WHAT THE TASK ASKS: From the records below, count the lines containing the word "video" and give only that number.

AVAILABLE DATA:

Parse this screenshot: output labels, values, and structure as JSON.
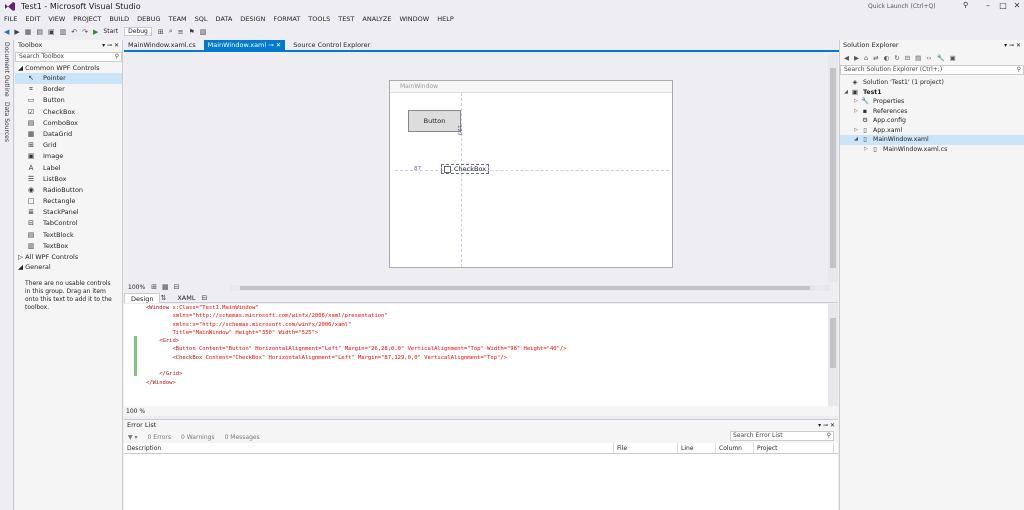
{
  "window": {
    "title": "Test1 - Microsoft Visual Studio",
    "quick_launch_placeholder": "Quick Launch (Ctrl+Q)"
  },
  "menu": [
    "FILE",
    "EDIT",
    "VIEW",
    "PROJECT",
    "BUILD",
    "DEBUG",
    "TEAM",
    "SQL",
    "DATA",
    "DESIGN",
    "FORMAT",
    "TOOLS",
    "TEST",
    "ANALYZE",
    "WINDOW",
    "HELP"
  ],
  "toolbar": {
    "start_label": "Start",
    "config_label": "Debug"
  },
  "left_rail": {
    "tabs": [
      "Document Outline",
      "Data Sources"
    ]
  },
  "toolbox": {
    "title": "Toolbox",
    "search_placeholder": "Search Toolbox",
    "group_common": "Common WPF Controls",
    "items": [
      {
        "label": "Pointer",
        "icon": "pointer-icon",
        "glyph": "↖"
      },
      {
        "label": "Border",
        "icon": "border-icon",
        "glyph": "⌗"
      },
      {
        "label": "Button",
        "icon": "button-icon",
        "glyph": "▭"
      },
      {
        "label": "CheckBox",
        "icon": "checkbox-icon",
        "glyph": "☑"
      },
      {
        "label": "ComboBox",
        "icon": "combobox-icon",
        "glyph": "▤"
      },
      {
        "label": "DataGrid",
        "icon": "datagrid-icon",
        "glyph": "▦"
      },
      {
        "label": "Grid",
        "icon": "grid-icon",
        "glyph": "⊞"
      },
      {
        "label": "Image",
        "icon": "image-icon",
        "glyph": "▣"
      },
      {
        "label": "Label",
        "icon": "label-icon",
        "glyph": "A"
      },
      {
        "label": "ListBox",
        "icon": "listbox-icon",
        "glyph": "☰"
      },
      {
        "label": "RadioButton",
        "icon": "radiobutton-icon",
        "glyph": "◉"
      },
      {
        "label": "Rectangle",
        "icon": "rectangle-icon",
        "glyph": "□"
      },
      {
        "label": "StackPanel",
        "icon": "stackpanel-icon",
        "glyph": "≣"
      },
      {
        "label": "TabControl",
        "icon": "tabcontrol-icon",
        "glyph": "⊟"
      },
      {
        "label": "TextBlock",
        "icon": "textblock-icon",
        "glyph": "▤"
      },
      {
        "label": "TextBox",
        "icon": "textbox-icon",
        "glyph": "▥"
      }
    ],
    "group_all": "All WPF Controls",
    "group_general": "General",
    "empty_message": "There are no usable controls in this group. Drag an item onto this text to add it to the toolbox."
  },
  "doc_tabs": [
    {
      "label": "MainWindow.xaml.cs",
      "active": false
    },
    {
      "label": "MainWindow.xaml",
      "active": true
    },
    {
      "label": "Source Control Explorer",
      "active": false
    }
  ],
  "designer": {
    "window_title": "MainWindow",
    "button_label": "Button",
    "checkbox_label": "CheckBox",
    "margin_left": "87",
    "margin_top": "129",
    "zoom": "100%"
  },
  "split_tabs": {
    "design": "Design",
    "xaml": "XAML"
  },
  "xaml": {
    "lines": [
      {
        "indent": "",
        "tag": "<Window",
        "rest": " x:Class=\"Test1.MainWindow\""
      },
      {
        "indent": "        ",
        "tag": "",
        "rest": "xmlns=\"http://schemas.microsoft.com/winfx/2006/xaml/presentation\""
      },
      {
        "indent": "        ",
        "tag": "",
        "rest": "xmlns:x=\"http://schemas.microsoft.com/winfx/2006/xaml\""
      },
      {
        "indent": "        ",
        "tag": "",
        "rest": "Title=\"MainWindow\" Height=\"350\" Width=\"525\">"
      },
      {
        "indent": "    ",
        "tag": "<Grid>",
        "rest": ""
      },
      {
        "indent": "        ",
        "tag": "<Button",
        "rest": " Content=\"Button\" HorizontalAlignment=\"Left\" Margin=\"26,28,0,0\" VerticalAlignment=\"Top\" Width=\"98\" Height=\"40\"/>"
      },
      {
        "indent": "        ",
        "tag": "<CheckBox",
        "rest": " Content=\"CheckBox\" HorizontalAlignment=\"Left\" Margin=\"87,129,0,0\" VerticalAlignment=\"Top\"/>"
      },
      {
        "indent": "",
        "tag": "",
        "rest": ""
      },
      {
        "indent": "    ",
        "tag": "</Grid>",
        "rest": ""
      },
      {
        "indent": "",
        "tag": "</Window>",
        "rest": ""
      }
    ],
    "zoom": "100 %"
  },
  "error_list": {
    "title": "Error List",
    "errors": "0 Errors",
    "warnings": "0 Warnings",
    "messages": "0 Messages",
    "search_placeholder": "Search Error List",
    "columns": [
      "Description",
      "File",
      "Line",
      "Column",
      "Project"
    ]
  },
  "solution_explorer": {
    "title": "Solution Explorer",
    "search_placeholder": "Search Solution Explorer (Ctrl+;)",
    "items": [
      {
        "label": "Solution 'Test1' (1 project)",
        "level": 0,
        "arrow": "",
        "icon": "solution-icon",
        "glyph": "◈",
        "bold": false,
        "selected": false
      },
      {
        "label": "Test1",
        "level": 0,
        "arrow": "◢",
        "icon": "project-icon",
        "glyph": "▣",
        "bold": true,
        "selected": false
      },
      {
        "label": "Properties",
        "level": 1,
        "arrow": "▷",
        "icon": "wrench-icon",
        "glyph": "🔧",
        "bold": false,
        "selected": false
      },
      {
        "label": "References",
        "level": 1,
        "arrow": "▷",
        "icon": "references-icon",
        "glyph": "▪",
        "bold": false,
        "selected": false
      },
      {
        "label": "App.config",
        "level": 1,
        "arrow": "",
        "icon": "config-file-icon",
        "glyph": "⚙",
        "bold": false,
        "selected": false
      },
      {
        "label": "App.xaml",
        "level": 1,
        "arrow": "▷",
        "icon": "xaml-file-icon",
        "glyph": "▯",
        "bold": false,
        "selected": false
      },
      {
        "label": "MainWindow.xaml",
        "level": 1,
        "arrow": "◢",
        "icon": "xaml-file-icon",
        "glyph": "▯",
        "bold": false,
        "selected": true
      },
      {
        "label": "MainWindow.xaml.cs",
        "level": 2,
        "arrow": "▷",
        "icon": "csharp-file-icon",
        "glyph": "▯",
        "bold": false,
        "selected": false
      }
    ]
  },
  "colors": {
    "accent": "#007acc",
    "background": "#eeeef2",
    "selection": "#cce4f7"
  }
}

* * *

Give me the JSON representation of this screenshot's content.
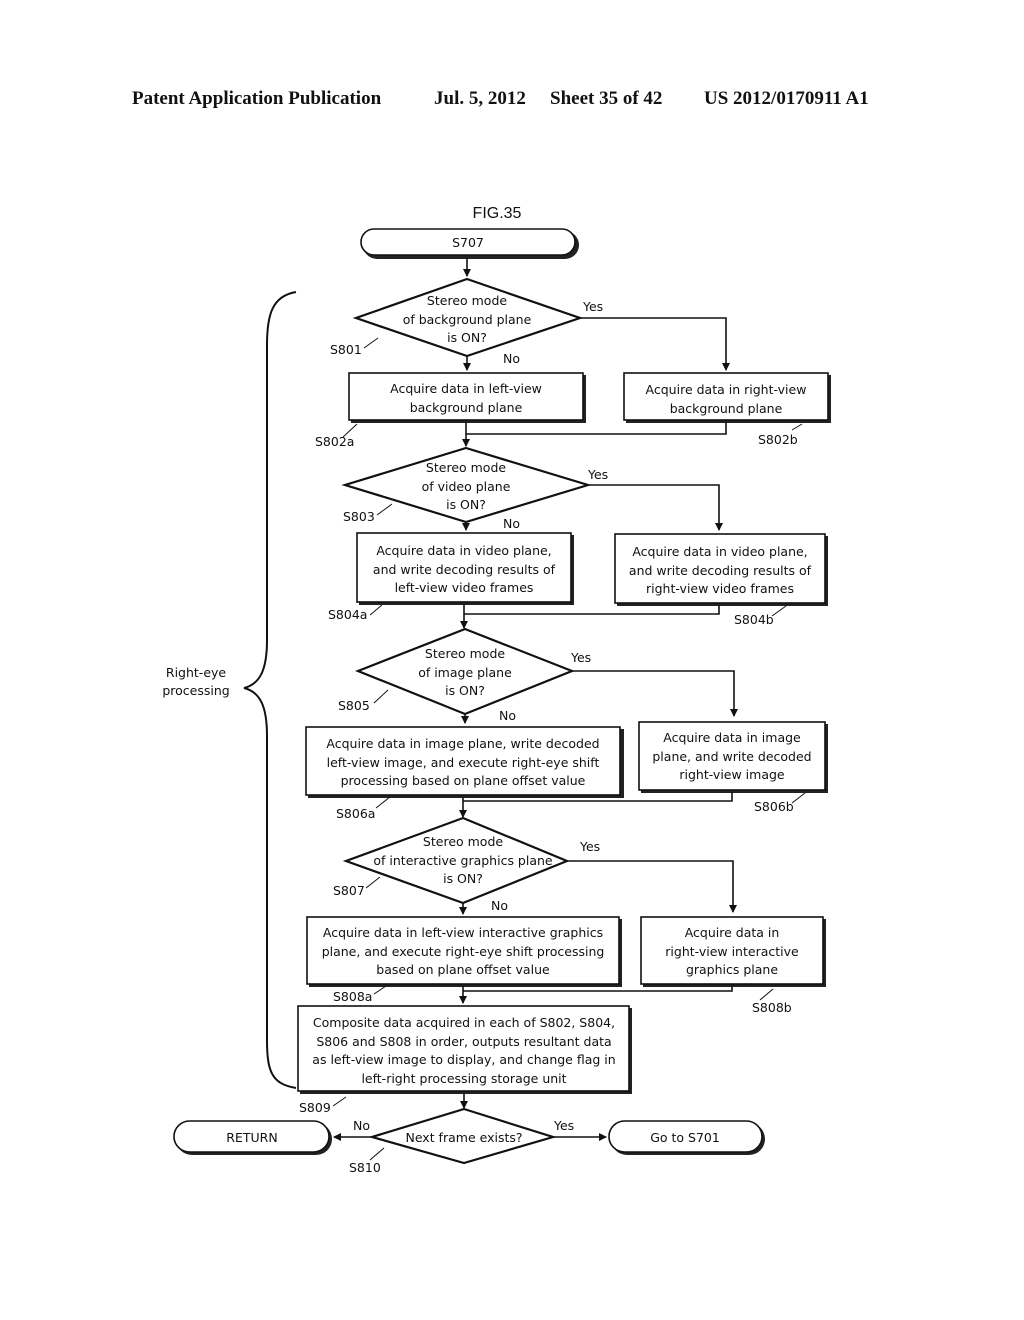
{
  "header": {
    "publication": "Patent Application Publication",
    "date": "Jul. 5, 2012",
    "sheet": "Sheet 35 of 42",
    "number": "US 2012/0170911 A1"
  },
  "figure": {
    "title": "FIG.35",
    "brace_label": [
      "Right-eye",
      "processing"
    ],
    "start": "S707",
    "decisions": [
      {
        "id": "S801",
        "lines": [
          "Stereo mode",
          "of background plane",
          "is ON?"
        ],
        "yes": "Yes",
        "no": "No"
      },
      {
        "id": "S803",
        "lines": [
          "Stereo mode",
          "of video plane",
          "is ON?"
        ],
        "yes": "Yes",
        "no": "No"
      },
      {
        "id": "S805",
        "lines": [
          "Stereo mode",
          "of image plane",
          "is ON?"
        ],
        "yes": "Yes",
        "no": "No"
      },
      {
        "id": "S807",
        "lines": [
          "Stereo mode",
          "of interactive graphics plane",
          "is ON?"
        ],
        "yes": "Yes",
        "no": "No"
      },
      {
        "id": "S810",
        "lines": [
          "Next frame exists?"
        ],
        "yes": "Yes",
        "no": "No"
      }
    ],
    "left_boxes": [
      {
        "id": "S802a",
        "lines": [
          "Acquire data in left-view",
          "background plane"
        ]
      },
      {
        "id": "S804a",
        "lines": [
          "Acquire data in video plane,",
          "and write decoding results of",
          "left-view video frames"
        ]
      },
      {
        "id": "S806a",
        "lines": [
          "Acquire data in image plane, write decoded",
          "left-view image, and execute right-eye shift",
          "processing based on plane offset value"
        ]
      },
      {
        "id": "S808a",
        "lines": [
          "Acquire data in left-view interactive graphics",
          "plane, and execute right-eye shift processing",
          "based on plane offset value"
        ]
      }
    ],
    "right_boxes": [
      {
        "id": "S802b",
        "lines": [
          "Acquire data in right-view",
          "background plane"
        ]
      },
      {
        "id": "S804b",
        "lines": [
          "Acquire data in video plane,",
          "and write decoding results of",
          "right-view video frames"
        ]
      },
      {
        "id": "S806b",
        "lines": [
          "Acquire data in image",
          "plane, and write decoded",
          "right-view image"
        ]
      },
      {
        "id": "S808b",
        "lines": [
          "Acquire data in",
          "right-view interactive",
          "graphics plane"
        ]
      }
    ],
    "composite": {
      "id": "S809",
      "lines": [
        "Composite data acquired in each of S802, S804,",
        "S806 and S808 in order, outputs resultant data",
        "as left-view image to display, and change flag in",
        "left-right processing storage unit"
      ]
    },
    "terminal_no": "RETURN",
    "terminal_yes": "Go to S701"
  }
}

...

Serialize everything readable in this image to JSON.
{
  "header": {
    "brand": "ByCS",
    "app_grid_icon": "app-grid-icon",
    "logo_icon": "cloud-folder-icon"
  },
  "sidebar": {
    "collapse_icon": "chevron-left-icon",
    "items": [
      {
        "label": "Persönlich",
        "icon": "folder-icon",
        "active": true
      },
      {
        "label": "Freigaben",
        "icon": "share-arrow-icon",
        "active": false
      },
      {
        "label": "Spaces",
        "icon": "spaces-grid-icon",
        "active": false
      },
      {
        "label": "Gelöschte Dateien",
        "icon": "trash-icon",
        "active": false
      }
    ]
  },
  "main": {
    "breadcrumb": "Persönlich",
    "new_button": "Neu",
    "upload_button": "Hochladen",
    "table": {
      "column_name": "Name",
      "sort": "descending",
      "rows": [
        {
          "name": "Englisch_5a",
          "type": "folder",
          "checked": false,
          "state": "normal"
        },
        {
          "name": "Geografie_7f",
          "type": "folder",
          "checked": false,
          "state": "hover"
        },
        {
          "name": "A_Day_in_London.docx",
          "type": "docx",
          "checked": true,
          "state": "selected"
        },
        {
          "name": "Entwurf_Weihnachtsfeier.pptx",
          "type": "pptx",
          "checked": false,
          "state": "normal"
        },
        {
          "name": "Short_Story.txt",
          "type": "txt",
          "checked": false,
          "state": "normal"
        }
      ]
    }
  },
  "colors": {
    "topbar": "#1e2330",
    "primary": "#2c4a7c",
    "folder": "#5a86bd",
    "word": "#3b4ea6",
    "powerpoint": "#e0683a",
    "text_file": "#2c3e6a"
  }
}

YOUR SOLUTION: 5